Even the uniforms on many of the players were sketched so briefly that they are noticeably bad. There’s, for example, a disproportionately awful looking card of Bob Veach, which depicts him with a somewhat small head and a large upper body. The cards do have a card number on the front with the name, which is helpful when cataloging a set. But the cards (like most strip cards) have blank backs and this is mostly a forgettable issue for collectors seeking cards that, well, look nice.
Like many strip card sets, the printing quality varies quite a bit on these.
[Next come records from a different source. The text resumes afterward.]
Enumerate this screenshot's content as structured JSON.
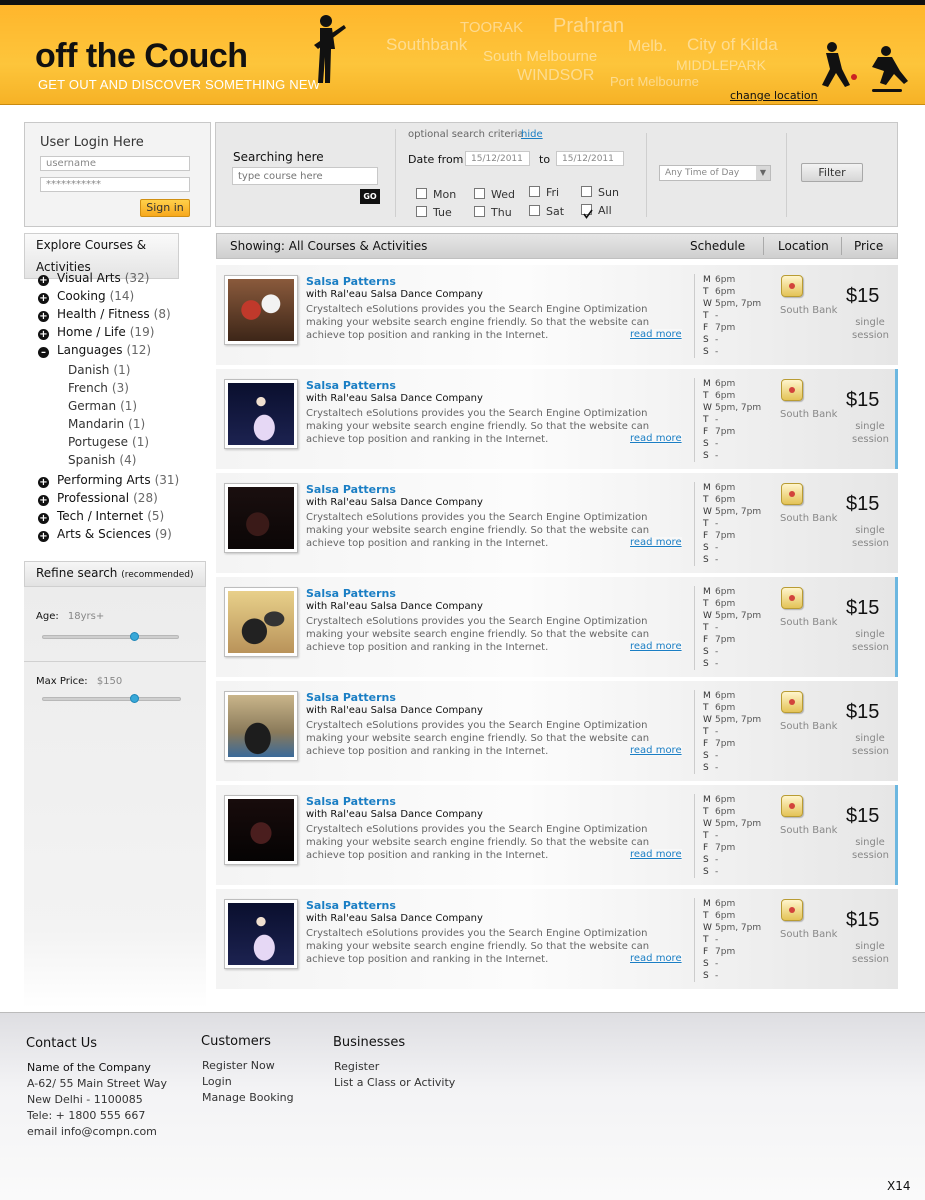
{
  "header": {
    "logo": "off the Couch",
    "tagline": "GET OUT AND DISCOVER SOMETHING NEW",
    "suburbs": [
      "TOORAK",
      "Prahran",
      "Southbank",
      "South Melbourne",
      "Melb.",
      "City of Kilda",
      "MIDDLEPARK",
      "WINDSOR",
      "Port Melbourne"
    ],
    "change_location": "change location"
  },
  "login": {
    "title": "User Login Here",
    "username_value": "username",
    "password_value": "***********",
    "signin": "Sign in"
  },
  "search": {
    "label": "Searching here",
    "placeholder": "type course here",
    "go": "GO",
    "optional_label": "optional search criteria",
    "hide": "hide",
    "date_from_label": "Date from",
    "date_from": "15/12/2011",
    "to_label": "to",
    "date_to": "15/12/2011",
    "days": [
      {
        "label": "Mon",
        "checked": false
      },
      {
        "label": "Wed",
        "checked": false
      },
      {
        "label": "Fri",
        "checked": false
      },
      {
        "label": "Sun",
        "checked": false
      },
      {
        "label": "Tue",
        "checked": false
      },
      {
        "label": "Thu",
        "checked": false
      },
      {
        "label": "Sat",
        "checked": false
      },
      {
        "label": "All",
        "checked": true
      }
    ],
    "time_select": "Any Time of Day",
    "filter": "Filter"
  },
  "explore": {
    "title": "Explore Courses & Activities",
    "categories_top": [
      {
        "label": "Visual Arts",
        "count": "(32)"
      },
      {
        "label": "Cooking",
        "count": "(14)"
      },
      {
        "label": "Health / Fitness",
        "count": "(8)"
      },
      {
        "label": "Home / Life",
        "count": "(19)"
      },
      {
        "label": "Languages",
        "count": "(12)"
      }
    ],
    "subcategories": [
      {
        "label": "Danish",
        "count": "(1)"
      },
      {
        "label": "French",
        "count": "(3)"
      },
      {
        "label": "German",
        "count": "(1)"
      },
      {
        "label": "Mandarin",
        "count": "(1)"
      },
      {
        "label": "Portugese",
        "count": "(1)"
      },
      {
        "label": "Spanish",
        "count": "(4)"
      }
    ],
    "categories_bottom": [
      {
        "label": "Performing Arts",
        "count": "(31)"
      },
      {
        "label": "Professional",
        "count": "(28)"
      },
      {
        "label": "Tech / Internet",
        "count": "(5)"
      },
      {
        "label": "Arts & Sciences",
        "count": "(9)"
      }
    ]
  },
  "refine": {
    "title": "Refine search",
    "note": "(recommended)",
    "age_label": "Age:",
    "age_value": "18yrs+",
    "age_level": 0.68,
    "price_label": "Max Price:",
    "price_value": "$150",
    "price_level": 0.67
  },
  "results": {
    "showing": "Showing: All Courses & Activities",
    "col_schedule": "Schedule",
    "col_location": "Location",
    "col_price": "Price",
    "items": [
      {
        "title": "Salsa Patterns",
        "company": "with Ral'eau Salsa Dance Company",
        "desc": "Crystaltech eSolutions provides you the Search Engine Optimization making your website search engine friendly. So that the website can achieve top position and ranking in the Internet.",
        "more": "read more",
        "schedule": [
          [
            "M",
            "6pm"
          ],
          [
            "T",
            "6pm"
          ],
          [
            "W",
            "5pm, 7pm"
          ],
          [
            "T",
            "-"
          ],
          [
            "F",
            "7pm"
          ],
          [
            "S",
            "-"
          ],
          [
            "S",
            "-"
          ]
        ],
        "location": "South Bank",
        "price": "$15",
        "unit": "single session",
        "selected": false
      },
      {
        "title": "Salsa Patterns",
        "company": "with Ral'eau Salsa Dance Company",
        "desc": "Crystaltech eSolutions provides you the Search Engine Optimization making your website search engine friendly. So that the website can achieve top position and ranking in the Internet.",
        "more": "read more",
        "schedule": [
          [
            "M",
            "6pm"
          ],
          [
            "T",
            "6pm"
          ],
          [
            "W",
            "5pm, 7pm"
          ],
          [
            "T",
            "-"
          ],
          [
            "F",
            "7pm"
          ],
          [
            "S",
            "-"
          ],
          [
            "S",
            "-"
          ]
        ],
        "location": "South Bank",
        "price": "$15",
        "unit": "single session",
        "selected": true
      },
      {
        "title": "Salsa Patterns",
        "company": "with Ral'eau Salsa Dance Company",
        "desc": "Crystaltech eSolutions provides you the Search Engine Optimization making your website search engine friendly. So that the website can achieve top position and ranking in the Internet.",
        "more": "read more",
        "schedule": [
          [
            "M",
            "6pm"
          ],
          [
            "T",
            "6pm"
          ],
          [
            "W",
            "5pm, 7pm"
          ],
          [
            "T",
            "-"
          ],
          [
            "F",
            "7pm"
          ],
          [
            "S",
            "-"
          ],
          [
            "S",
            "-"
          ]
        ],
        "location": "South Bank",
        "price": "$15",
        "unit": "single session",
        "selected": false
      },
      {
        "title": "Salsa Patterns",
        "company": "with Ral'eau Salsa Dance Company",
        "desc": "Crystaltech eSolutions provides you the Search Engine Optimization making your website search engine friendly. So that the website can achieve top position and ranking in the Internet.",
        "more": "read more",
        "schedule": [
          [
            "M",
            "6pm"
          ],
          [
            "T",
            "6pm"
          ],
          [
            "W",
            "5pm, 7pm"
          ],
          [
            "T",
            "-"
          ],
          [
            "F",
            "7pm"
          ],
          [
            "S",
            "-"
          ],
          [
            "S",
            "-"
          ]
        ],
        "location": "South Bank",
        "price": "$15",
        "unit": "single session",
        "selected": true
      },
      {
        "title": "Salsa Patterns",
        "company": "with Ral'eau Salsa Dance Company",
        "desc": "Crystaltech eSolutions provides you the Search Engine Optimization making your website search engine friendly. So that the website can achieve top position and ranking in the Internet.",
        "more": "read more",
        "schedule": [
          [
            "M",
            "6pm"
          ],
          [
            "T",
            "6pm"
          ],
          [
            "W",
            "5pm, 7pm"
          ],
          [
            "T",
            "-"
          ],
          [
            "F",
            "7pm"
          ],
          [
            "S",
            "-"
          ],
          [
            "S",
            "-"
          ]
        ],
        "location": "South Bank",
        "price": "$15",
        "unit": "single session",
        "selected": false
      },
      {
        "title": "Salsa Patterns",
        "company": "with Ral'eau Salsa Dance Company",
        "desc": "Crystaltech eSolutions provides you the Search Engine Optimization making your website search engine friendly. So that the website can achieve top position and ranking in the Internet.",
        "more": "read more",
        "schedule": [
          [
            "M",
            "6pm"
          ],
          [
            "T",
            "6pm"
          ],
          [
            "W",
            "5pm, 7pm"
          ],
          [
            "T",
            "-"
          ],
          [
            "F",
            "7pm"
          ],
          [
            "S",
            "-"
          ],
          [
            "S",
            "-"
          ]
        ],
        "location": "South Bank",
        "price": "$15",
        "unit": "single session",
        "selected": true
      },
      {
        "title": "Salsa Patterns",
        "company": "with Ral'eau Salsa Dance Company",
        "desc": "Crystaltech eSolutions provides you the Search Engine Optimization making your website search engine friendly. So that the website can achieve top position and ranking in the Internet.",
        "more": "read more",
        "schedule": [
          [
            "M",
            "6pm"
          ],
          [
            "T",
            "6pm"
          ],
          [
            "W",
            "5pm, 7pm"
          ],
          [
            "T",
            "-"
          ],
          [
            "F",
            "7pm"
          ],
          [
            "S",
            "-"
          ],
          [
            "S",
            "-"
          ]
        ],
        "location": "South Bank",
        "price": "$15",
        "unit": "single session",
        "selected": false
      }
    ]
  },
  "footer": {
    "contact_title": "Contact Us",
    "contact_lines": [
      "Name of the Company",
      "A-62/ 55 Main Street Way",
      "New Delhi - 1100085",
      "Tele: + 1800 555 667",
      "email  info@compn.com"
    ],
    "customers_title": "Customers",
    "customers_links": [
      "Register Now",
      "Login",
      "Manage Booking"
    ],
    "businesses_title": "Businesses",
    "businesses_links": [
      "Register",
      "List a Class or Activity"
    ],
    "page_code": "X14"
  },
  "colors": {
    "header": "#fdc53b",
    "link": "#1a7ec4",
    "accent_border": "#6cb7e0",
    "slider_knob": "#38a8d8"
  }
}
The paper stock used for the cards, of course, is somewhat fragile, matching other inexpensive strip issues. Ink levels also contribute to what can be drastically looking different cards with little overall consistency. Similarly, these hand cut cards have little consistency when it comes to the sizes and edges. Some have a rough cut or have even been torn instead of formally cut with scissors. Others are cut drastically narrow or wide.
The checklist is not terrible but could certainly have been stronger. Four of the ten cards depict Hall of Famers (Home Run Baker, Wilbert Robinson, George Sisler, and Ray Schalk) but missing are the likes of big names, including Babe Ruth, Ty Cobb, Walter Johnson, and others.
Sisler’s is generally considered to be the biggest name in the set. Even if you don’t concede that point, he was certainly the biggest star at the time of the 1921 release date. The year before, in 1920, he led the majors with an incredible 257 hits — a record that stood for more than 80 years until it was broken by Ichiro Suzuki in 2004, who collected 262. Unsurprisingly, Sisler also led the majors that year with a .407 batting average and 399 total bases. In 1921, he followed that up by showing off his versatility, leading the majors with 18 triples and leading the league with 35 stolen bases while hitting a healthy .371. And in 1922, Sisler had arguably his greatest season with 246 hits and a career-best .420 batting average while leading the majors in stolen bases and winning the Most Valuable Player Award.
His was a great inclusion but without Ruth, Cobb, and Johnson, the set is still lacking a significant amount of star power.
The set also has two errors in it. Hall of Famer Wilbert Robinson has his first name spelled as Wilbur. Less offensive, Wally Schang’s first name is spelled as Wallie. Neither card is known to have been corrected so while those errors detract from the set a little, the price for them is not affected.
Here’s the full set checklist.
- Bob Veach
- Frank ‘Home Run’ Baker
- Wilbur Robinson
- Tom Griffith
- Jimmie Johnston
- Wallie Schang
- Leon Cadore
- George Sisler
- Ray Schalk
- Jesse Barnes
Rarity and Pricing
As mentioned, the cards are not easy to find. You can typically find some on eBay but quantities are not plentiful. That often leads to high asking prices from sellers offering them.
The rarity is seen in PSA’s population report. To date, the company has not even graded 40 total copies of the cards. Many certainly, however, are raw and ungraded, so that number shouldn’t be viewed too seriously. It does speak to the fact that the cards are abundant, however.
$75-$100 is a good place to start for commons in decent condition. Some of the bigger names can be found within that threshold on occasion but usually, you can expect to pay for for the likes of Sisler. Sisler cards in nice condition can fetch twice that amount.